In the Odyssey, when Penelope wants to prove her husband’s identity, she requests he shoot an arrow through 12 axe handles placed in a row. She knows he is the only one who can do it. In the same way, although different interpretations claim to be accurate, only those which pass intact through the entirety of the Bible are true. This is what we see with the events associated with 6-day creation: they are affirmed throughout the entire Bible.
Whether it is Moses connecting creation week with a normal week in the fourth commandment; or Isaiah affirming God created man at the same time He created the heavens and the earth; or Jesus explaining the global destruction of the Flood in light of His second coming; or Luke tracing the history of the world through a single genealogy; or Paul relating the work of Adam to the work of Christ; or Peter showing the relationship between the creation, global flood, and judgment to come, there is only one historical sequence that consistently fits: 6-day creation.
5. Essential Doctrines are Related to History
Last year, I had lunch with a friend who takes a more liberal view of the Bible. As he heard what was in the film, he said, “if there really was a global flood, that changes everything.” This is similar to the line of thinking we see in Acts: if a man really rose from the dead, that changes everything. Paul establishes the necessary connection between the events of history and Christian doctrine in 1 Corinthians 15. Peter does the same in 2 Peter 3 with creation, the flood, and the final judgment. Yet it is only within the historical framework of 6-day creation that all these events cohere to the fabric of time.
For instance, if the thick fossil-bearing rock layers are the result of a global flood, they are a physical reminder of God’s global judgment on the earth in the past—as well as in the future. If, however, one adopts the conventional chronology, those huge layers are merely a testimony to millions of years. God’s judgment is erased from the earth—and perhaps overlooked in the future.
6. Presuppositional Thinking Helps Us Understand the Discipline of Science

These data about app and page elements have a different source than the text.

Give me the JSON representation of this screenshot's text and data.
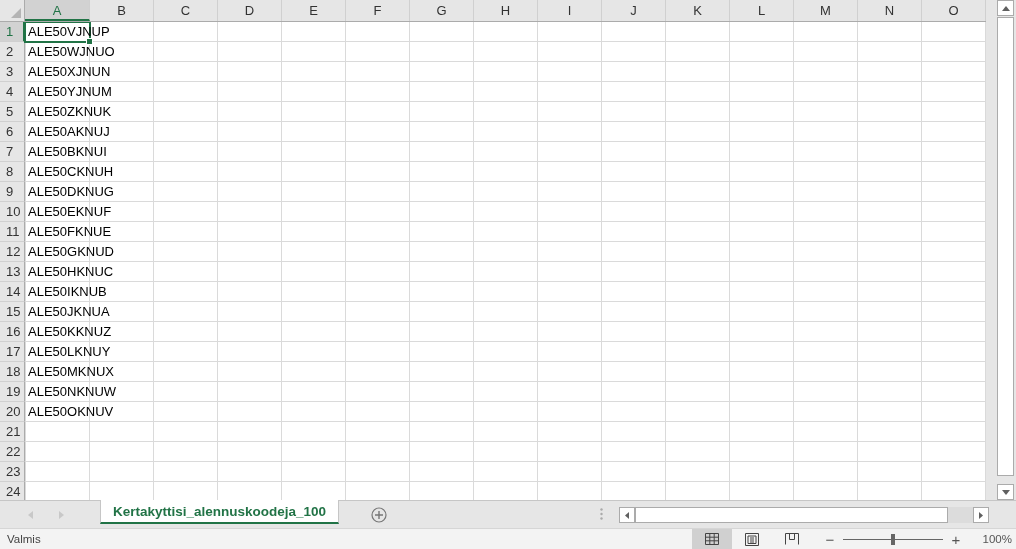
{
  "columns": [
    {
      "label": "A",
      "selected": true
    },
    {
      "label": "B",
      "selected": false
    },
    {
      "label": "C",
      "selected": false
    },
    {
      "label": "D",
      "selected": false
    },
    {
      "label": "E",
      "selected": false
    },
    {
      "label": "F",
      "selected": false
    },
    {
      "label": "G",
      "selected": false
    },
    {
      "label": "H",
      "selected": false
    },
    {
      "label": "I",
      "selected": false
    },
    {
      "label": "J",
      "selected": false
    },
    {
      "label": "K",
      "selected": false
    },
    {
      "label": "L",
      "selected": false
    },
    {
      "label": "M",
      "selected": false
    },
    {
      "label": "N",
      "selected": false
    },
    {
      "label": "O",
      "selected": false
    }
  ],
  "rows": [
    {
      "number": "1",
      "selected": true,
      "cells": [
        {
          "text": "ALE50VJNUP",
          "selected": true
        }
      ]
    },
    {
      "number": "2",
      "selected": false,
      "cells": [
        {
          "text": "ALE50WJNUO",
          "selected": false
        }
      ]
    },
    {
      "number": "3",
      "selected": false,
      "cells": [
        {
          "text": "ALE50XJNUN",
          "selected": false
        }
      ]
    },
    {
      "number": "4",
      "selected": false,
      "cells": [
        {
          "text": "ALE50YJNUM",
          "selected": false
        }
      ]
    },
    {
      "number": "5",
      "selected": false,
      "cells": [
        {
          "text": "ALE50ZKNUK",
          "selected": false
        }
      ]
    },
    {
      "number": "6",
      "selected": false,
      "cells": [
        {
          "text": "ALE50AKNUJ",
          "selected": false
        }
      ]
    },
    {
      "number": "7",
      "selected": false,
      "cells": [
        {
          "text": "ALE50BKNUI",
          "selected": false
        }
      ]
    },
    {
      "number": "8",
      "selected": false,
      "cells": [
        {
          "text": "ALE50CKNUH",
          "selected": false
        }
      ]
    },
    {
      "number": "9",
      "selected": false,
      "cells": [
        {
          "text": "ALE50DKNUG",
          "selected": false
        }
      ]
    },
    {
      "number": "10",
      "selected": false,
      "cells": [
        {
          "text": "ALE50EKNUF",
          "selected": false
        }
      ]
    },
    {
      "number": "11",
      "selected": false,
      "cells": [
        {
          "text": "ALE50FKNUE",
          "selected": false
        }
      ]
    },
    {
      "number": "12",
      "selected": false,
      "cells": [
        {
          "text": "ALE50GKNUD",
          "selected": false
        }
      ]
    },
    {
      "number": "13",
      "selected": false,
      "cells": [
        {
          "text": "ALE50HKNUC",
          "selected": false
        }
      ]
    },
    {
      "number": "14",
      "selected": false,
      "cells": [
        {
          "text": "ALE50IKNUB",
          "selected": false
        }
      ]
    },
    {
      "number": "15",
      "selected": false,
      "cells": [
        {
          "text": "ALE50JKNUA",
          "selected": false
        }
      ]
    },
    {
      "number": "16",
      "selected": false,
      "cells": [
        {
          "text": "ALE50KKNUZ",
          "selected": false
        }
      ]
    },
    {
      "number": "17",
      "selected": false,
      "cells": [
        {
          "text": "ALE50LKNUY",
          "selected": false
        }
      ]
    },
    {
      "number": "18",
      "selected": false,
      "cells": [
        {
          "text": "ALE50MKNUX",
          "selected": false
        }
      ]
    },
    {
      "number": "19",
      "selected": false,
      "cells": [
        {
          "text": "ALE50NKNUW",
          "selected": false
        }
      ]
    },
    {
      "number": "20",
      "selected": false,
      "cells": [
        {
          "text": "ALE50OKNUV",
          "selected": false
        }
      ]
    },
    {
      "number": "21",
      "selected": false,
      "cells": []
    },
    {
      "number": "22",
      "selected": false,
      "cells": []
    },
    {
      "number": "23",
      "selected": false,
      "cells": []
    },
    {
      "number": "24",
      "selected": false,
      "cells": []
    }
  ],
  "sheet_tabs": [
    {
      "label": "Kertakyttisi_alennuskoodeja_100",
      "selected": true
    }
  ],
  "status_bar": {
    "status": "Valmis",
    "views": [
      {
        "kind": "normal",
        "selected": true
      },
      {
        "kind": "page-layout",
        "selected": false
      },
      {
        "kind": "page-break",
        "selected": false
      }
    ],
    "zoom": {
      "minus": "−",
      "plus": "+",
      "level": 0.5,
      "reading": "100%"
    }
  }
}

Finally, what about science itself? When I started researching our documentary, I came across a book entitled The Structure of Scientific Revolutions by Thomas Kuhn. Although there is much that could be said about Kuhn, his method is easy for Reformed Christians to grasp: he applies presuppositional thinking to the discipline of science. Anyone who has read [Cornelius] Van Til can see the similarities between them:
Both point out that data is not “value-neutral,” but that people bring a ‘set of glasses’ toward the interpretation of the world around them. Both recognize the intense commitment people have toward certain views to the exclusion of all others. Both note that groups consistently interpret what they observe in light of their base presuppositions. Now what makes Kuhn interesting is that he explores the history of science in light of this thinking. The result is that he effectively questions the absolute epistemological authority of modern science.
Again, this should not surprise Reformed Christians – we are well aware of the implications of presuppositional thinking. But I would hope it would give Reformed Christians pause who seem to place an enormous amount of trust in the latest ideas of scientists concerning the conventional history of the world — a history which happened long before any of them even existed. As Isaiah might remind us, “Stop regarding man in whose nostrils is breath, for of what account is he?” (Isaiah 2:22, ESV)
I regret the abbreviated nature of these thoughts. They are only a few of the many I arrived at during my three-year process researching this film. I have explored them at greater depth in the Is Genesis History? Bible Study that accompanies the film.
In closing, it is my strongest conviction as a Reformed Christian that 6-day creation is the only longterm viable option for Reformed theology. As D. Martin Lloyd-Jones said, “I have no gospel unless Genesis is history.”
Go to Source to Comment